The Russian S-400 anti ballistic missile defense system is reputedly the most advanced on the planet at this time. Put against the American-made Patriot system, the Russian S-400 Triumf system offers both longer and shorter range intercept capabilities (both very important!) and it is one of the recent Russian-made weapons systems that shows a great deal of sophistication.
Normally, one would expect for those countries closely allied with Russia to buy Russian weapons, and those allied with the US to get American-made stuff. However, the S-400 began to change this, with Turkey and India both opting for the S-400 rather than sticking with the allied weapons.
More significantly, Turkey is a NATO member, an especially significant ally of the United States. This country now will have both Russian S-400 AND American Patriot platforms operating on its soil, and the US no doubt has military engineers that would love to have a good look at the S-400 system.
Turkey says: It’s not going to happen.
Turkey has no intention of letting the United States examine the S-400 air defense systems Ankara is purchasing from Russia. A source at Turkey’s Foreign Ministry told TASS on Thursday Turkey’s Foreign Minister Mevlut Cavusoglu made a statement to that effect to Russia’s ambassador to Turkey Alexei Yerkhov a day earlier.
“In the process of negotiations ambassador Yerkhov asked a question if foreign mass media reports saying Turkey had invited the United States to examine the S-400 system were true. Our minister replied there has been nothing of the sort,” the source said.
Earlier, a source at Turkey’s Foreign Ministry told TASS Ankara would use the S-400 separately from NATO’s systems and also in a way that would keep secret all sensitive information about US F-35 fighter jets.

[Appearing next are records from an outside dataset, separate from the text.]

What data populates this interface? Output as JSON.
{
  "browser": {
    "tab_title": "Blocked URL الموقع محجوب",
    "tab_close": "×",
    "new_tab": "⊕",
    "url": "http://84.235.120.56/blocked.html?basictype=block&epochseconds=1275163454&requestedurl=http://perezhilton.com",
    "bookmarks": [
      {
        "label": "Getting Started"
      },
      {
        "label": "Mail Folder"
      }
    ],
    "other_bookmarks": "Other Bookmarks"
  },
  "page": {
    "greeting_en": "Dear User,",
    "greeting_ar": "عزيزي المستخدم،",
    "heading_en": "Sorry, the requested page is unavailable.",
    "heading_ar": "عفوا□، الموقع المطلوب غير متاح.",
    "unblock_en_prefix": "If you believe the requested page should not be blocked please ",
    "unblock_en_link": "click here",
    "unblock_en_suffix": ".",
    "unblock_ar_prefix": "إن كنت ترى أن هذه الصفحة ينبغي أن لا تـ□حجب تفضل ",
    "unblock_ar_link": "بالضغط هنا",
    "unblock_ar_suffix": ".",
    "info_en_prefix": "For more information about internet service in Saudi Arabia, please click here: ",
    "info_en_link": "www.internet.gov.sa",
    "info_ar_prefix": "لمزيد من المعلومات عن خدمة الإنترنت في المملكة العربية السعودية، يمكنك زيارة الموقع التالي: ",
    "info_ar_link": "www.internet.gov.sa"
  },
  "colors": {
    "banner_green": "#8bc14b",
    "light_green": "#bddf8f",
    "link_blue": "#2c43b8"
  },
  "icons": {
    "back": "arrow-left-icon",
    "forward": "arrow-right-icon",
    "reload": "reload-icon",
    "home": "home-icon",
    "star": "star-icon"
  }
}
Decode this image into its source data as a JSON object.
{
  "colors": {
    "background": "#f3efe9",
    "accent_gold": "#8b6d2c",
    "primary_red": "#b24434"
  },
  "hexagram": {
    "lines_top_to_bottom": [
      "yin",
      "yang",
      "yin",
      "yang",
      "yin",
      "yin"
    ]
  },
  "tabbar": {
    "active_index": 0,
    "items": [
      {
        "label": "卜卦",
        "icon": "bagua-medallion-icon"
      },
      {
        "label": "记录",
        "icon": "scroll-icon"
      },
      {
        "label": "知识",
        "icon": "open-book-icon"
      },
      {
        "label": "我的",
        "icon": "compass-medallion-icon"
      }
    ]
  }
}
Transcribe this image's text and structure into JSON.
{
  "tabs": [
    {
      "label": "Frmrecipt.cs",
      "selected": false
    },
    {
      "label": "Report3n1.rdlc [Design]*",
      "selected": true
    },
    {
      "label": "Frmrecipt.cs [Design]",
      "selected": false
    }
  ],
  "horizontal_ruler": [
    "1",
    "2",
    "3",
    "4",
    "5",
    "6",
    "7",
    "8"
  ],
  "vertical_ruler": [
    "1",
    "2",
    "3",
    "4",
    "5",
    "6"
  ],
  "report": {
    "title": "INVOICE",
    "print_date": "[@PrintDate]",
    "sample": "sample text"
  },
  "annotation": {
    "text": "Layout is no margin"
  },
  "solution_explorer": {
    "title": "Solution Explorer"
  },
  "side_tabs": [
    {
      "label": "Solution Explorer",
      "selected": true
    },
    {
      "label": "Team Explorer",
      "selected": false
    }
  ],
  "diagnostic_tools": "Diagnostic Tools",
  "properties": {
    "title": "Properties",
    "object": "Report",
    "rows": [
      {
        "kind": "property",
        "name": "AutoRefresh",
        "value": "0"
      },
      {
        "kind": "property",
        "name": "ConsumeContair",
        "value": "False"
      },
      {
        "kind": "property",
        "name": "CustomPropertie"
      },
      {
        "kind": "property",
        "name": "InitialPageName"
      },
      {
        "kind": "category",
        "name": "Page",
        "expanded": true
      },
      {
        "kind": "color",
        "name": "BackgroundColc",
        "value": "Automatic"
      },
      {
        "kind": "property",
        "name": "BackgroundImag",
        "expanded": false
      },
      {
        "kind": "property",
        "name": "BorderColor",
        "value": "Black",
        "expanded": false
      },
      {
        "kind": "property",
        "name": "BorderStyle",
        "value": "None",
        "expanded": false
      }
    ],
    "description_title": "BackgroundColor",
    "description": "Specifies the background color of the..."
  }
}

On December 18, it was announced the US Administration had made a decision to sell Patriot air defense systems to Turkey for $3.5 billion. The sale of Patriots to Turkey will by no means affect the S-400 contract between Moscow and Ankara, Russian presidential spokesman Dmitry Peskov told the media on December 19.
The first reports Russia and Turkey were in talks over an S-400 contract emerged in November 2016. Russia confirmed the conclusion of the deal on September 12, 2017. Turkey’s Defense Minister Hulusi Akar said the S-400 would begin to be deployed in October 2019. The head of the state-run corporation Rostec Sergei Chemezov said in December 2017 the value of the S-400 contract with Ankara stood at $2.5 billion.
NATO was created as an alliance of Western states that would together contain and repel the evil, dastardly Soviet Union, but when the Soviet Union went away, NATO didn’t. The tragic, but in this case, oddly amusing aspect of this is that the North Atlantic Treaty Organization has no real purpose. President Donald Trump actually threw this point out into public discussion last summer, just before his meeting with the NATO member states and his first summit with Russian President Vladimir Putin.
Turkey actually has a military advantage shared by few nations on earth: that of having equipment on their soil by the two most advanced weapons manufacturers in the world. It stands to reason that they would probably learn everything they can about both systems. Since Turkey is also adjoining neighboring Syria and in a conflict with the Kurds, their proximity to hostilities means that these systems have a somewhat greater probability of being put to use, in which case a real comparison might be made.
The statements, views and opinions expressed in this column are solely those of the author and do not necessarily represent those of The Duran.